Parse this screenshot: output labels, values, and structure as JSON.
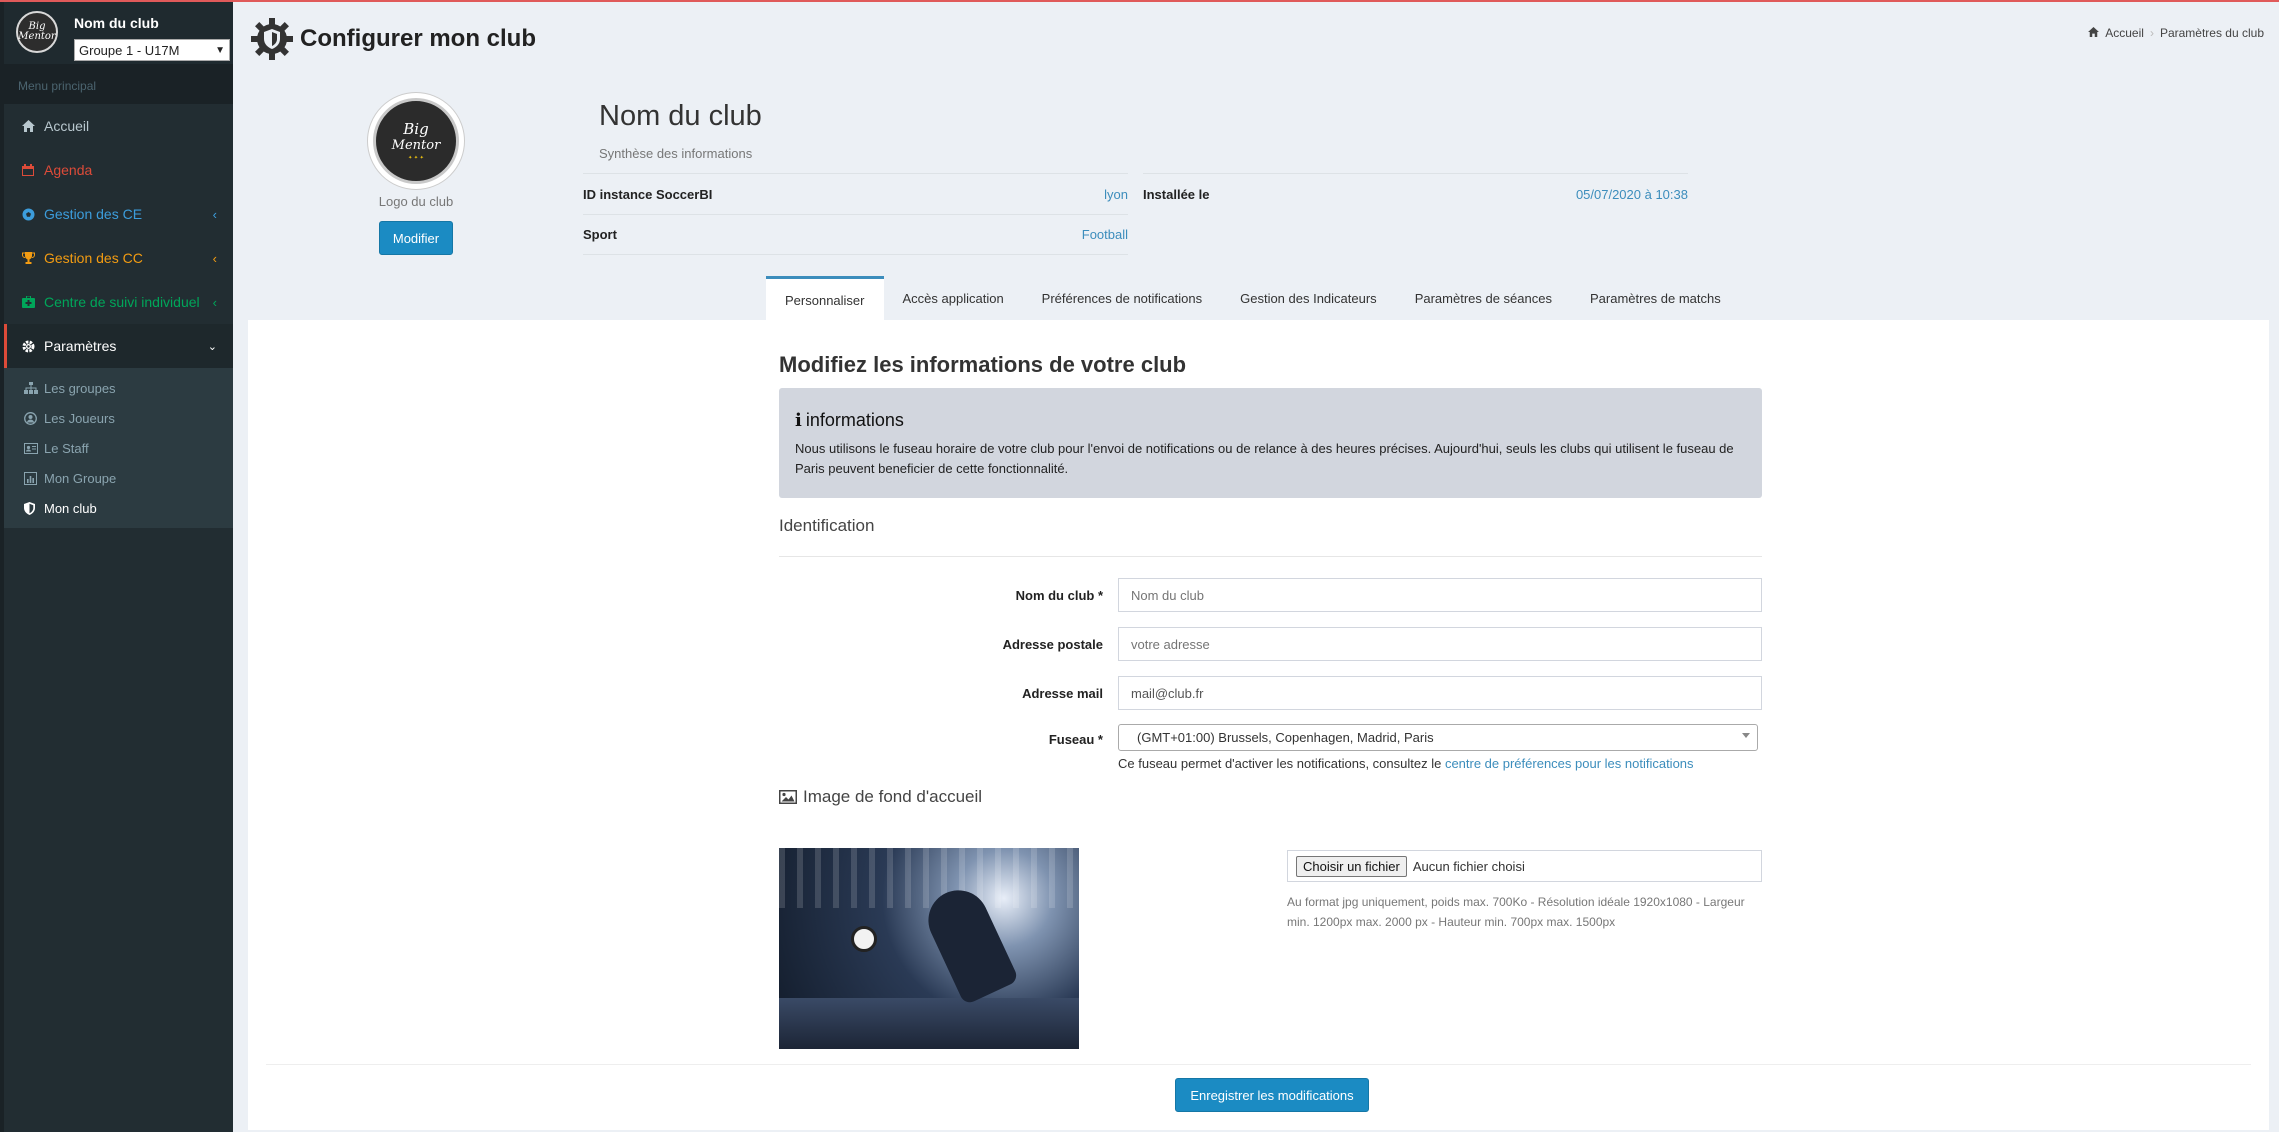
{
  "sidebar": {
    "club_name": "Nom du club",
    "group_select": "Groupe 1 - U17M",
    "section": "Menu principal",
    "items": [
      {
        "label": "Accueil",
        "icon": "home-icon"
      },
      {
        "label": "Agenda",
        "icon": "calendar-icon"
      },
      {
        "label": "Gestion des CE",
        "icon": "soccer-ball-icon"
      },
      {
        "label": "Gestion des CC",
        "icon": "trophy-icon"
      },
      {
        "label": "Centre de suivi individuel",
        "icon": "first-aid-icon"
      },
      {
        "label": "Paramètres",
        "icon": "gear-icon"
      }
    ],
    "subitems": [
      {
        "label": "Les groupes",
        "icon": "sitemap-icon"
      },
      {
        "label": "Les Joueurs",
        "icon": "user-circle-icon"
      },
      {
        "label": "Le Staff",
        "icon": "id-card-icon"
      },
      {
        "label": "Mon Groupe",
        "icon": "chart-icon"
      },
      {
        "label": "Mon club",
        "icon": "shield-icon"
      }
    ]
  },
  "header": {
    "title": "Configurer mon club",
    "breadcrumb": [
      "Accueil",
      "Paramètres du club"
    ]
  },
  "club": {
    "logo_lines": [
      "Big",
      "Mentor"
    ],
    "logo_label": "Logo du club",
    "modify_button": "Modifier",
    "name": "Nom du club",
    "subtitle": "Synthèse des informations",
    "info": [
      {
        "key": "ID instance SoccerBI",
        "value": "lyon"
      },
      {
        "key": "Installée le",
        "value": "05/07/2020 à 10:38"
      },
      {
        "key": "Sport",
        "value": "Football"
      }
    ]
  },
  "tabs": [
    "Personnaliser",
    "Accès application",
    "Préférences de notifications",
    "Gestion des Indicateurs",
    "Paramètres de séances",
    "Paramètres de matchs"
  ],
  "form": {
    "title": "Modifiez les informations de votre club",
    "alert_title": "informations",
    "alert_text": "Nous utilisons le fuseau horaire de votre club pour l'envoi de notifications ou de relance à des heures précises. Aujourd'hui, seuls les clubs qui utilisent le fuseau de Paris peuvent beneficier de cette fonctionnalité.",
    "section_identification": "Identification",
    "fields": {
      "name_label": "Nom du club *",
      "name_placeholder": "Nom du club",
      "address_label": "Adresse postale",
      "address_placeholder": "votre adresse",
      "email_label": "Adresse mail",
      "email_value": "mail@club.fr",
      "timezone_label": "Fuseau *",
      "timezone_value": "(GMT+01:00) Brussels, Copenhagen, Madrid, Paris"
    },
    "timezone_help": "Ce fuseau permet d'activer les notifications, consultez le",
    "timezone_help_link": "centre de préférences pour les notifications",
    "image_section": "Image de fond d'accueil",
    "file_button": "Choisir un fichier",
    "file_status": "Aucun fichier choisi",
    "file_help": "Au format jpg uniquement, poids max. 700Ko - Résolution idéale 1920x1080 - Largeur min. 1200px max. 2000 px - Hauteur min. 700px max. 1500px",
    "save_button": "Enregistrer les modifications"
  },
  "colors": {
    "sidebar_bg": "#222d32",
    "primary": "#1b8bc3",
    "link": "#3c8dbc",
    "danger": "#dd4b39",
    "warning": "#f39c12",
    "success": "#00a65a"
  }
}
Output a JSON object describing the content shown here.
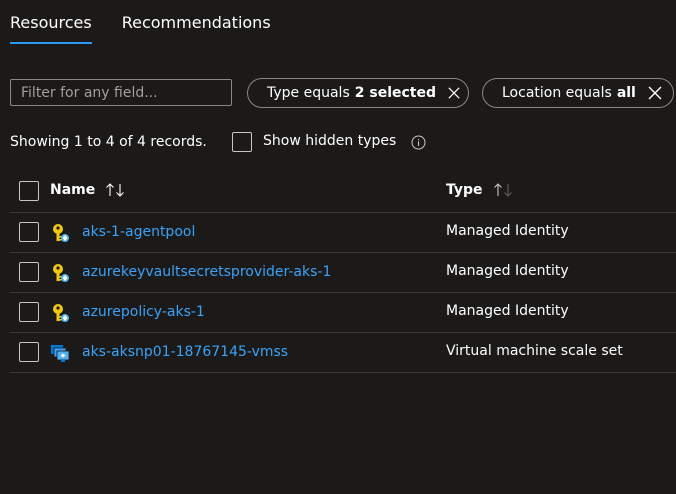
{
  "tabs": [
    {
      "label": "Resources",
      "active": true
    },
    {
      "label": "Recommendations",
      "active": false
    }
  ],
  "filter": {
    "placeholder": "Filter for any field...",
    "value": ""
  },
  "pills": {
    "type": {
      "prefix": "Type equals",
      "value": "2 selected",
      "close_icon": "close-icon"
    },
    "location": {
      "prefix": "Location equals",
      "value": "all",
      "close_icon": "close-icon"
    }
  },
  "records_text": "Showing 1 to 4 of 4 records.",
  "show_hidden_label": "Show hidden types",
  "columns": {
    "name": "Name",
    "type": "Type"
  },
  "rows": [
    {
      "name": "aks-1-agentpool",
      "type": "Managed Identity",
      "icon": "managed-identity-icon"
    },
    {
      "name": "azurekeyvaultsecretsprovider-aks-1",
      "type": "Managed Identity",
      "icon": "managed-identity-icon"
    },
    {
      "name": "azurepolicy-aks-1",
      "type": "Managed Identity",
      "icon": "managed-identity-icon"
    },
    {
      "name": "aks-aksnp01-18767145-vmss",
      "type": "Virtual machine scale set",
      "icon": "vmss-icon"
    }
  ],
  "colors": {
    "background": "#1b1a19",
    "accent": "#2899f5",
    "link": "#3ba2f7",
    "key_yellow": "#f2c811",
    "vmss_blue": "#0078d4"
  }
}
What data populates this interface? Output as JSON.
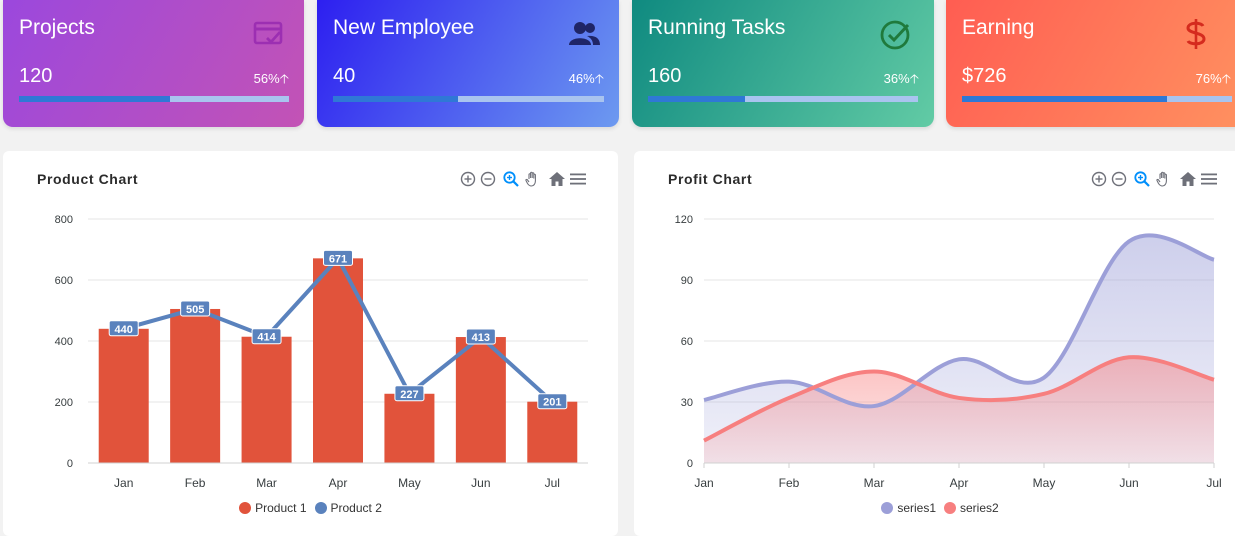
{
  "cards": [
    {
      "title": "Projects",
      "value": "120",
      "percent": "56%",
      "progress": 0.56,
      "icon": "card-check-icon",
      "icon_color": "#9c2fb2",
      "gradient": [
        "#9b48dd",
        "#c353b5"
      ]
    },
    {
      "title": "New Employee",
      "value": "40",
      "percent": "46%",
      "progress": 0.46,
      "icon": "users-icon",
      "icon_color": "#1f2566",
      "gradient": [
        "#2d1ff0",
        "#6d9af0"
      ]
    },
    {
      "title": "Running Tasks",
      "value": "160",
      "percent": "36%",
      "progress": 0.36,
      "icon": "check-circle-icon",
      "icon_color": "#1f7a3c",
      "gradient": [
        "#0f8a80",
        "#62cba5"
      ]
    },
    {
      "title": "Earning",
      "value": "$726",
      "percent": "76%",
      "progress": 0.76,
      "icon": "dollar-icon",
      "icon_color": "#d52b1e",
      "gradient": [
        "#ff5d52",
        "#ff9160"
      ]
    }
  ],
  "arrow_glyph": "🡡",
  "product_chart": {
    "title": "Product Chart",
    "toolbar": [
      "zoom-in-icon",
      "zoom-out-icon",
      "zoom-select-icon",
      "pan-hand-icon",
      "home-icon",
      "menu-icon"
    ]
  },
  "profit_chart": {
    "title": "Profit Chart",
    "toolbar": [
      "zoom-in-icon",
      "zoom-out-icon",
      "zoom-select-icon",
      "pan-hand-icon",
      "home-icon",
      "menu-icon"
    ]
  },
  "chart_data": [
    {
      "type": "bar",
      "title": "Product Chart",
      "categories": [
        "Jan",
        "Feb",
        "Mar",
        "Apr",
        "May",
        "Jun",
        "Jul"
      ],
      "ylim": [
        0,
        800
      ],
      "yticks": [
        "0",
        "200",
        "400",
        "600",
        "800"
      ],
      "grid": true,
      "legend": "bottom-center",
      "series": [
        {
          "name": "Product 1",
          "type": "bar",
          "color": "#e1533b",
          "values": [
            440,
            505,
            414,
            671,
            227,
            413,
            201
          ]
        },
        {
          "name": "Product 2",
          "type": "line",
          "color": "#5a82bd",
          "values": [
            440,
            505,
            414,
            671,
            227,
            413,
            201
          ],
          "data_labels": [
            "440",
            "505",
            "414",
            "671",
            "227",
            "413",
            "201"
          ]
        }
      ]
    },
    {
      "type": "area",
      "title": "Profit Chart",
      "categories": [
        "Jan",
        "Feb",
        "Mar",
        "Apr",
        "May",
        "Jun",
        "Jul"
      ],
      "ylim": [
        0,
        120
      ],
      "yticks": [
        "0",
        "30",
        "60",
        "90",
        "120"
      ],
      "grid": true,
      "legend": "bottom-center",
      "series": [
        {
          "name": "series1",
          "color": "#9c9fd8",
          "values": [
            31,
            40,
            28,
            51,
            42,
            109,
            100
          ]
        },
        {
          "name": "series2",
          "color": "#f77f7f",
          "values": [
            11,
            32,
            45,
            32,
            34,
            52,
            41
          ]
        }
      ]
    }
  ]
}
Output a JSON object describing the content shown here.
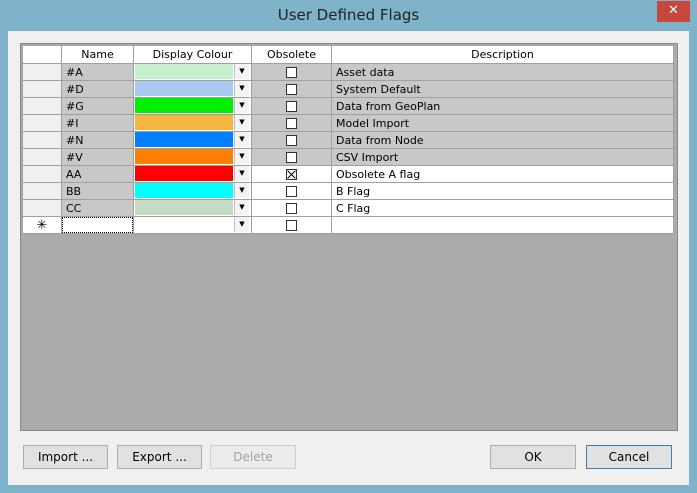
{
  "window": {
    "title": "User Defined Flags",
    "close_glyph": "✕"
  },
  "columns": [
    "Name",
    "Display Colour",
    "Obsolete",
    "Description"
  ],
  "rows": [
    {
      "name": "#A",
      "color": "#c6efce",
      "obsolete": false,
      "description": "Asset data",
      "locked": true
    },
    {
      "name": "#D",
      "color": "#a8c8ee",
      "obsolete": false,
      "description": "System Default",
      "locked": true
    },
    {
      "name": "#G",
      "color": "#00ee00",
      "obsolete": false,
      "description": "Data from GeoPlan",
      "locked": true
    },
    {
      "name": "#I",
      "color": "#f5b540",
      "obsolete": false,
      "description": "Model Import",
      "locked": true
    },
    {
      "name": "#N",
      "color": "#0080ff",
      "obsolete": false,
      "description": "Data from Node",
      "locked": true
    },
    {
      "name": "#V",
      "color": "#ff8000",
      "obsolete": false,
      "description": "CSV Import",
      "locked": true
    },
    {
      "name": "AA",
      "color": "#ff0000",
      "obsolete": true,
      "description": "Obsolete A flag",
      "locked": false
    },
    {
      "name": "BB",
      "color": "#00ffff",
      "obsolete": false,
      "description": "B Flag",
      "locked": false
    },
    {
      "name": "CC",
      "color": "#c4dcc4",
      "obsolete": false,
      "description": "C Flag",
      "locked": false
    }
  ],
  "new_row": {
    "marker": "✳",
    "name": "",
    "description": ""
  },
  "buttons": {
    "import": "Import ...",
    "export": "Export ...",
    "delete": "Delete",
    "ok": "OK",
    "cancel": "Cancel"
  }
}
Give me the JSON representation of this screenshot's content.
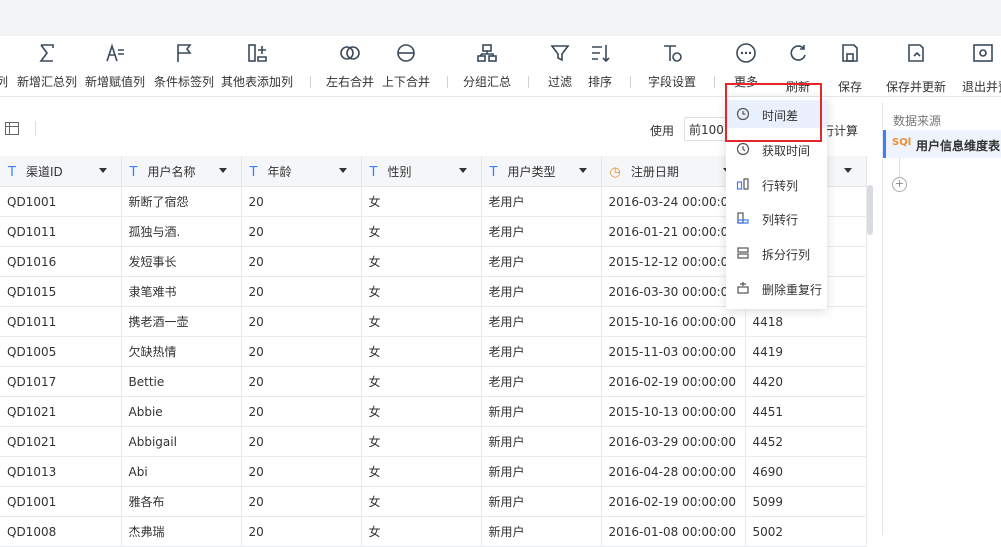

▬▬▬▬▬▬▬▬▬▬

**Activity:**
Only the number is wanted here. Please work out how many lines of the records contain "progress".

**Response to this exercise:**
4